▶ Problem requirements
Write the listing below out again exactly, dropping the images.
===== The data =====
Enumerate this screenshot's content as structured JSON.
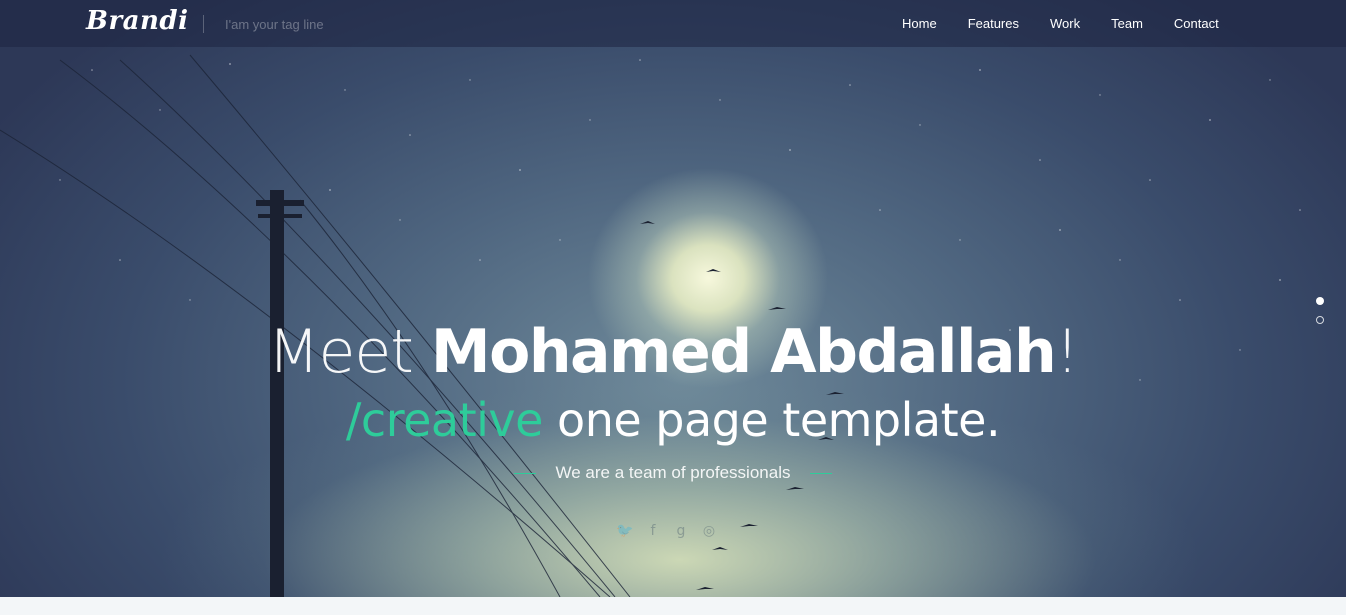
{
  "header": {
    "logo": "Brandi",
    "tagline": "I'am your tag line",
    "nav": [
      {
        "label": "Home"
      },
      {
        "label": "Features"
      },
      {
        "label": "Work"
      },
      {
        "label": "Team"
      },
      {
        "label": "Contact"
      }
    ]
  },
  "hero": {
    "headline_prefix": "Meet ",
    "headline_name": "Mohamed Abdallah",
    "headline_suffix": "!",
    "subline_accent": "/creative",
    "subline_rest": " one page template.",
    "team_text": "We are a team of professionals",
    "social_icons": [
      "twitter-icon",
      "facebook-icon",
      "google-plus-icon",
      "dribbble-icon"
    ],
    "accent_color": "#2ecc9a",
    "slides": [
      {
        "active": true
      },
      {
        "active": false
      }
    ]
  }
}
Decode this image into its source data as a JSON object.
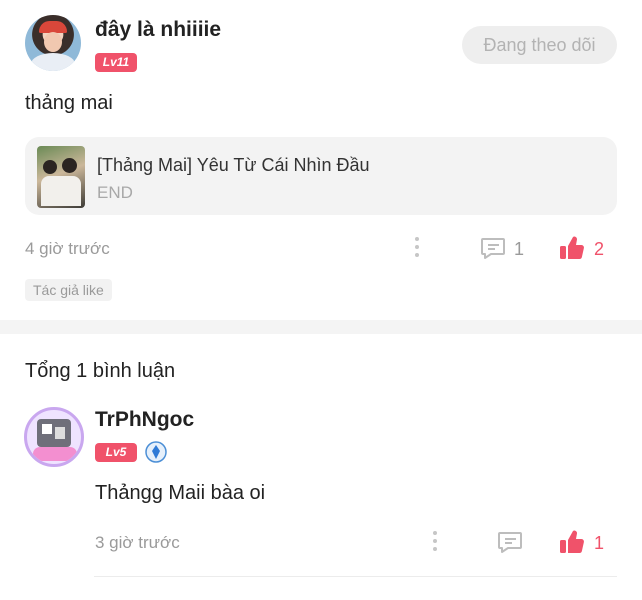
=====
▶ Solution to this problem
Enumerate this screenshot's content as structured JSON.
{
  "header": {
    "logo": "Brandi",
    "tagline": "I'am your tag line",
    "nav": [
      {
        "label": "Home"
      },
      {
        "label": "Features"
      },
      {
        "label": "Work"
      },
      {
        "label": "Team"
      },
      {
        "label": "Contact"
      }
    ]
  },
  "hero": {
    "headline_prefix": "Meet ",
    "headline_name": "Mohamed Abdallah",
    "headline_suffix": "!",
    "subline_accent": "/creative",
    "subline_rest": " one page template.",
    "team_text": "We are a team of professionals",
    "social_icons": [
      "twitter-icon",
      "facebook-icon",
      "google-plus-icon",
      "dribbble-icon"
    ],
    "accent_color": "#2ecc9a",
    "slides": [
      {
        "active": true
      },
      {
        "active": false
      }
    ]
  }
}
Decode this image into its source data as a JSON object.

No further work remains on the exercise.